Published: 4 May 2011

Abstract

Background

All healthcare students are taught the principles of evidence based practice on their courses. The ability to understand the procedures used in systematically reviewing evidence reported in studies, such as meta-analysis, are an important element of evidence based practice. Meta-analysis is a difficult statistical concept for healthcare students to understand yet it is an important technique used in systematic reviews to pool data from studies to look at combined effectiveness of treatments. In other areas of the healthcare curricula, by supplementing lectures, workbooks and workshops with pedagogically designed, multimedia learning objects (known as reusable learning objects or RLOs) we have shown an improvement in students' perceived understanding in subjects they found difficult. In this study we describe the development and evaluation of two RLOs on meta-analysis. The RLOs supplement associated lectures and aim to improve students' understanding of meta-analysis in healthcare students.

Methods

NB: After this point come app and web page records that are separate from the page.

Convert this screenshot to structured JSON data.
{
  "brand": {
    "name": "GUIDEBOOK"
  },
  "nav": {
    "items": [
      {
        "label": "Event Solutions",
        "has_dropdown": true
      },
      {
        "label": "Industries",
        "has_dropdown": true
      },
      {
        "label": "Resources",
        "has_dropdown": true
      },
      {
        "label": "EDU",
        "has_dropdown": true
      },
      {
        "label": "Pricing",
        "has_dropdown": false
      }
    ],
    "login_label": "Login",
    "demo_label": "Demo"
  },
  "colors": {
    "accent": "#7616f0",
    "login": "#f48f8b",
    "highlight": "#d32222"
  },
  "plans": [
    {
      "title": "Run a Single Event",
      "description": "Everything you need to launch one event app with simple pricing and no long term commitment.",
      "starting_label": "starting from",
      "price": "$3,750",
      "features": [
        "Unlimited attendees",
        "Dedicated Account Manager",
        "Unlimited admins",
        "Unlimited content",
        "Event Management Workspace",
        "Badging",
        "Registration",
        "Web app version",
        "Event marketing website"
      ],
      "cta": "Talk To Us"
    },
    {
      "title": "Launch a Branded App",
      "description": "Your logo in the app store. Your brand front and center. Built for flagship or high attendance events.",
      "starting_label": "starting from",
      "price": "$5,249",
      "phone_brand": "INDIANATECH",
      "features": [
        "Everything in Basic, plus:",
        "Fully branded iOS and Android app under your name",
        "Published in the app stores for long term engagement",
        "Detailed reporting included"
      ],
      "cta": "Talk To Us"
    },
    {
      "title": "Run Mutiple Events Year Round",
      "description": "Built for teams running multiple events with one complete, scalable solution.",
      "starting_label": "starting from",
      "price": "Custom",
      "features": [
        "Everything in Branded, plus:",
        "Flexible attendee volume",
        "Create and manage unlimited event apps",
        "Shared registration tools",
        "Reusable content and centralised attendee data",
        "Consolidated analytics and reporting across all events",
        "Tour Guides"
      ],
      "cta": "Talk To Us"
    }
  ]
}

Following a quality controlled design process two RLOs were developed and delivered to two cohorts of students, a Master in Public Health course and Postgraduate diploma in nursing course. Students' understanding of five key concepts of Meta-analysis were measured before and after a lecture and again after RLO use. RLOs were also evaluated for their educational value, learning support, media attributes and usability using closed and open questions.

Results

Students rated their understanding of meta-analysis as improved after a lecture and further improved after completing the RLOs (Wilcoxon paired test, p < 0.01 in all cases) Whilst the media components of the RLOs such as animations helped most students (86%) understand concepts including for example Forest plots, 93% of students rated usability and control as important to their learning. A small number of students stated they needed the support of a lecturer alongside the RLOs (7% 'Agreed' and 21% 'Neutral').

Conclusions

Meta-analysis RLOs that are openly accessible and unrestricted by usernames and passwords provide flexible support for students who find the process of meta-analysis difficult.